The long-running fight between Mail Abuse Prevention System LLC and Internet pollster Harris Interactive has come to an end.
MAPS said this week that it finalized an agreement with Harris Interactive under which the company will move to a double-opt-in e-mail strategy and in return will have its e-mail servers removed from MAPS' Realtime Blackhole List. The RBL is MAPS' list of spammers' mail servers, which many Internet service providers subscribe to as a means of filtering out unwanted e-mail.
The agreement with MAPS means Harris Interactive's e-mail polls will no longer be blocked. The company has about 7 million panelists, who now have to confirm the decision to remain as a pollster for Harris Interactive.
Calling the agreement a “win-win situation,” Anne Mitchell, MAPS' director of legal and public affairs, said that Harris Interactive has been using confirmed opt-in e-mail for about a year.
“During the past year, Harris Interactive conducted many tests and found that confirmed opt-in panel members give far more thoughtful and comprehensive survey responses than nonconfirmed opt-in panelists,” Mitchell said. “They had determined that they get a better quality of response from their customers when they mail only to people who have confirmed that they want to receive the material, and they approached us for our assistance in implementing the process.”
Gordon Black, Harris Interactive's CEO, said the company's move to confirmed opt-in e-mail, coupled with shifting its focus to Europe and Japan, will help the company grow faster.
“Our move to a confirmed opt-in strategy will enhance the value of our panel,” Black said.
Harris Interactive in September plans to expand its panels in the United Kingdom, Japan, Germany, France, Canada and Italy. Brazil, Spain, Chile, Argentina, Mexico and China will follow, the company said.
In July 2000, Harris Interactive sued MAPS and about a dozen Internet service providers, including AOL Time Warner's America Online service, Hotmail and Juno Online Services.

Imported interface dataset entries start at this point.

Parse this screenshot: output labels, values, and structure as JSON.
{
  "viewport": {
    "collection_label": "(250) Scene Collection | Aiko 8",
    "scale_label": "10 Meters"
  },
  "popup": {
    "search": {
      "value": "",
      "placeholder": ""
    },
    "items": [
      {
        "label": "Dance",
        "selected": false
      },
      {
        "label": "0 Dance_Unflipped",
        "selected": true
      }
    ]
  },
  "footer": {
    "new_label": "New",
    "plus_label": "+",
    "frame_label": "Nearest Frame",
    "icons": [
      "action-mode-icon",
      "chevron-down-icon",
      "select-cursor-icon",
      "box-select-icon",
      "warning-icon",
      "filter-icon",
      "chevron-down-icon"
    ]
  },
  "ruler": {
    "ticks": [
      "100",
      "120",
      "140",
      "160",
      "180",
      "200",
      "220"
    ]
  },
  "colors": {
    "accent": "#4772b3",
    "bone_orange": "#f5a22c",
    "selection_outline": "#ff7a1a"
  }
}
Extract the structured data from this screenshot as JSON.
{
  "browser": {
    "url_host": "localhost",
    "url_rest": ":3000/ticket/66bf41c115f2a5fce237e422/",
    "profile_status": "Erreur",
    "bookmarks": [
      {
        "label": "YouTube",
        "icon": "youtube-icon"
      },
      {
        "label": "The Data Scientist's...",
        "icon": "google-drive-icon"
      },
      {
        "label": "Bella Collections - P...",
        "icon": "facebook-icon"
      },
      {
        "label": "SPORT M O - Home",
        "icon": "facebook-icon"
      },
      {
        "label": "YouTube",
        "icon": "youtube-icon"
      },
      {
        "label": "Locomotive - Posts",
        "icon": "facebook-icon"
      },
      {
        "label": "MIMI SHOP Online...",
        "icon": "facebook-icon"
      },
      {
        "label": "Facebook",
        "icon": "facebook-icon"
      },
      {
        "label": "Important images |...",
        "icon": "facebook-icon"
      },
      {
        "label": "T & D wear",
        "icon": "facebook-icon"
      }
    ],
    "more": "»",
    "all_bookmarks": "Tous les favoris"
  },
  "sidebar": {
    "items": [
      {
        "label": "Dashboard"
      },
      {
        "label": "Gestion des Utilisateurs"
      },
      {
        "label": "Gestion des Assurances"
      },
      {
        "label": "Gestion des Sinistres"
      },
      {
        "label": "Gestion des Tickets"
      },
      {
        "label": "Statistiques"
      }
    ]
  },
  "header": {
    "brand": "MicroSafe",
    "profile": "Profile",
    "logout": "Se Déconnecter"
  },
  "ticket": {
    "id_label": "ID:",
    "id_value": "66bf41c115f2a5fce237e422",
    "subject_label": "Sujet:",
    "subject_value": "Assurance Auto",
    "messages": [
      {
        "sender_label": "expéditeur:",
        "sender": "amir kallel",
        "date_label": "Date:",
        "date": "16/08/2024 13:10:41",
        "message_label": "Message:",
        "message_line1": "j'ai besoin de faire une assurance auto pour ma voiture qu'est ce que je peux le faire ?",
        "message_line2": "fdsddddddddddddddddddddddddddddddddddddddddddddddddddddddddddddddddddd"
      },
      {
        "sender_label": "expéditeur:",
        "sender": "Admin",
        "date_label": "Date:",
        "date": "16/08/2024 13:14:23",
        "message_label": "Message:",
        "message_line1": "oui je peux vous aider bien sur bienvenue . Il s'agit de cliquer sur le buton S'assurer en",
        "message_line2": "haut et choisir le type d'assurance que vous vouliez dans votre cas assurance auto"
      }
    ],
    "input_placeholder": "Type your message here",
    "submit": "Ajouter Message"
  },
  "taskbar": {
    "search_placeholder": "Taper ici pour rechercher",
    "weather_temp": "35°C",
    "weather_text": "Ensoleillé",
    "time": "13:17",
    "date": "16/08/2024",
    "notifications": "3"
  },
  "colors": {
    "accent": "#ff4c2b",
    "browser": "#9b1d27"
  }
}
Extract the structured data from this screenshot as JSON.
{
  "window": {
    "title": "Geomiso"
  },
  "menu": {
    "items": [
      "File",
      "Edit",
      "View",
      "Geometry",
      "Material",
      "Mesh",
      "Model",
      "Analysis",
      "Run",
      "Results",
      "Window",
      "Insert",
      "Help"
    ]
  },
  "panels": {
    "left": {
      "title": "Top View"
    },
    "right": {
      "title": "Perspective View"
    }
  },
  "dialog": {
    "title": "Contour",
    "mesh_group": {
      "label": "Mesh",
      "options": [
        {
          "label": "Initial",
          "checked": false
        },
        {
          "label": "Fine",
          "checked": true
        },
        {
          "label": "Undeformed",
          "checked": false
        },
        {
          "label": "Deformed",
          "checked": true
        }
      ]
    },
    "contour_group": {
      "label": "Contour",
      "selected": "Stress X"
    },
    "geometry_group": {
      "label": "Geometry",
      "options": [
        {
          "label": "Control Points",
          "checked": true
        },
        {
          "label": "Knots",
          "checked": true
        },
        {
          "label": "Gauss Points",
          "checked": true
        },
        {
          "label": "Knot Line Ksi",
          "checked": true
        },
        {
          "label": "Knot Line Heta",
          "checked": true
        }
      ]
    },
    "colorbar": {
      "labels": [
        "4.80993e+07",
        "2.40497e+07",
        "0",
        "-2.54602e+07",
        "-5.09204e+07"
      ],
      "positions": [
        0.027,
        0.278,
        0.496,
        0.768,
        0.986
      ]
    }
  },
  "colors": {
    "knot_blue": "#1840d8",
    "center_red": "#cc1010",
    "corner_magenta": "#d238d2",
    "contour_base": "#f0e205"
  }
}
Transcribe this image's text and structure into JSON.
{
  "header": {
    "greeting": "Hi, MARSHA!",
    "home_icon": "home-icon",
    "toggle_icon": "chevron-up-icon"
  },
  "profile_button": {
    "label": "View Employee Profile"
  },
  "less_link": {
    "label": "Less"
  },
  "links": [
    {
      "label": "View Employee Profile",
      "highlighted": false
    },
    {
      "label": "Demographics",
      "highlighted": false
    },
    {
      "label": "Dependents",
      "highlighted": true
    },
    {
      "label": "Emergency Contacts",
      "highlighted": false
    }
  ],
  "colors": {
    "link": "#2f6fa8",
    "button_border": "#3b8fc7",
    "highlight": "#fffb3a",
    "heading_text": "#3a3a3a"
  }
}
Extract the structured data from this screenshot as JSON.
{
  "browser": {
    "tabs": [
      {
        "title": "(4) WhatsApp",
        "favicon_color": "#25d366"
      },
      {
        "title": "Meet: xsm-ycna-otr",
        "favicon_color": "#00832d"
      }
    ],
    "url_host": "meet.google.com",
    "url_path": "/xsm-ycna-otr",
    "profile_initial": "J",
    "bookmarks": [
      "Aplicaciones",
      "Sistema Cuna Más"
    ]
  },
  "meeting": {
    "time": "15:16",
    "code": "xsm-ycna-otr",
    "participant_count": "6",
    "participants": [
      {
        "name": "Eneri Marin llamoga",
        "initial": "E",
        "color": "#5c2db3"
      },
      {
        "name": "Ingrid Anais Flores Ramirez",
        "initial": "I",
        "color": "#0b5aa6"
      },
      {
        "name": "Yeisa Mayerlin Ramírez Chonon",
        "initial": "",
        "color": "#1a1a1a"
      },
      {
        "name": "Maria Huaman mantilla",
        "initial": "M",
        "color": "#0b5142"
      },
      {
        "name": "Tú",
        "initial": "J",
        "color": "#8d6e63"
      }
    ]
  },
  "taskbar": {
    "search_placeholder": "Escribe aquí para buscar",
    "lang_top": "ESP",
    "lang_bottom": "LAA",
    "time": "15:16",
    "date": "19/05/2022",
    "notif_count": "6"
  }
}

The lawsuit asked the court to prevent MAPS from placing Harris Interactive on the RBL. However, within a week of the filing, Harris Interactive dropped AOL from the suit, claiming it could suddenly reach AOL e-mail addresses.
MAPS charged that Harris Interactive took AOL out of the suit “almost immediately” because AOL does not use the RBL and any blocking of Harris Interactive's e-mail was done by AOL on its own. Harris Interactive initially said it reached an agreement with AOL but then backpedaled, issuing a second statement saying there was no settlement but that it thought AOL was accepting its e-mail.